The Other Daughter
I love heroines who display spirit, backbone and intelligence with ease and elegance. That’s exactly what happened in this novel and I found myself completely enthralled by the story as a result.
Rachel Woodley is working as a governess in Paris when the telegram reaches her: “Mrs. Woodley ill. Influenza. Immediate return advised,” it reads simply. But there is nothing simple about it. As a single mother, Katherine Woodley had given everything to her daughter. The thought of her suffering through such serious illness alone is unbearable to Rachel and she determines to request leave to go home immediately. The situation is especially urgent because a vicious co-worker, determined to revenge himself for having his advances spurned, held on to the telegram for five long days before forwarding the message on to Rachel.
Which is why after traveling all night to get back to England Rachel returns to find her mother dead and buried. And the hits just keep on coming. Her employer had fired her for daring to want to take leave without notice so she is jobless. The landlord has terminated the rental agreement since her mother didn’t pay the rent during the week she was dying, so she is also homeless.
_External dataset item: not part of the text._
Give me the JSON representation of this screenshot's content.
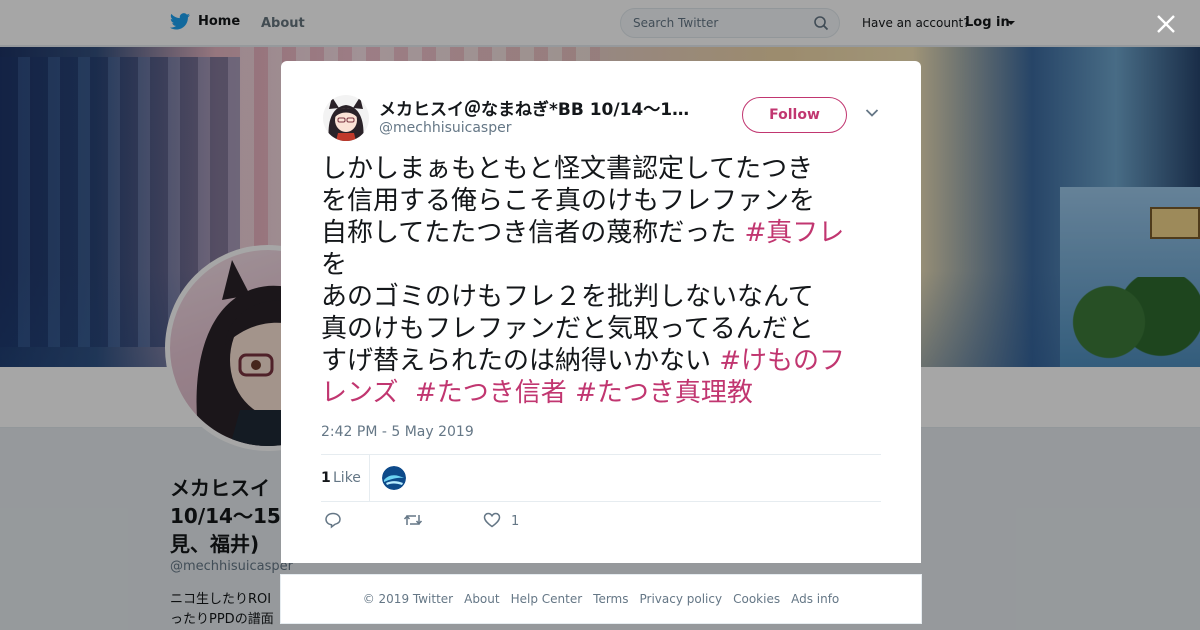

Seeking comfort, Rachel goes to her mother’s room and is stunned to find a glossy page from a gossip magazine under the pillow. Even more startling is the fact that the picture on the page is of her father, who supposedly died when Rachel was four. The photo is dated all of five months before. According to the caption he’s an earl, respected and influential, and he is standing with a young woman. His daughter.
Completely shaken by what she has discovered she visits the only person who can explain it to her, her mother’s cousin in Oxford. What she learns infuriates her. Her father is alive and well, living a glamorous life with a new wife and daughter. And he is the Earl of Standish. While Rachel and her mother lived in genteel poverty, sacrificing sugar in their tea to pay for rent and food, he lived in wealth and luxury. She is urged to let sleeping dogs lie but she’s not sure she’ll actually be able to do that. And then the most extraordinary thing happens .
Simon Montfort had only stepped into her cousin’s office to return a book but it is clear he has heard the whole sordid story. When Rachel leaves he follows her and insists on buying her a cup of tea and some cake. And then he gallantly offers to help Rachel move into the social circle which is her father and sister’s milieu. Without him, she will never make it past the butler. With him, she will be introduced to the crème de la crème of London society and be able to confront the man who so easily deserted her for a “better” life.
Willig is a master at bringing history to life and this novel is no exception. The era of the Bright Young Things is given to us in glorious detail, from the dresses, headbands, cocktails and “gaspers” to the endless round of theme parties and dances. She is also a master of mixing serious and light subjects so that a book can deal with heavy issues and still have a feel that ultimately, the world is a bright place full of promise. That’s how I felt when closing this book. Reading it was just a thoroughly enjoyable experience.
Another thing I thought was extremely well handled was the entire situation between the earl and Rachel. In many a romance novel it would all be instant forgiveness and understanding. Not for Rachel and I appreciated that. We got to see her run through the full spectrum of emotions you would expect someone to deal with when confronted with that situation. Nothing was instant or easy.
I mentioned my love of the heroine already but she really did make the book. She was just such a truly wonderful human being. She had backbone and grit and a strong moral center but she also had compassion and kindness. She cared about the people she was meeting and tried, when she could, to steer them in the right direction. She was an optimist but not in a silly Pollyanna way but in the way of a woman who meets adversity head on and lets it know she won’t let it beat her.
Simon is a good foil for Rachel but we don’t get to really know him till towards the end of the novel. Once that happens it is good to see the solid core beneath the deeply sophisticated social veneer; I had liked him from the start but I didn’t truly find him heroic till he began to let us behind the façade.
My one and only quibble with the book is that the romance wasn’t more of a focus. I understood why – there was so much already going on and this is a relatively short book – but I would have enjoyed more length if it would have meant getting more time with our hero and heroine.
Other than that one weakness this is a terrific novel. Part mystery, part historical but wholly interesting – I am glad to give The Other Daughter an unequivocal recommendation.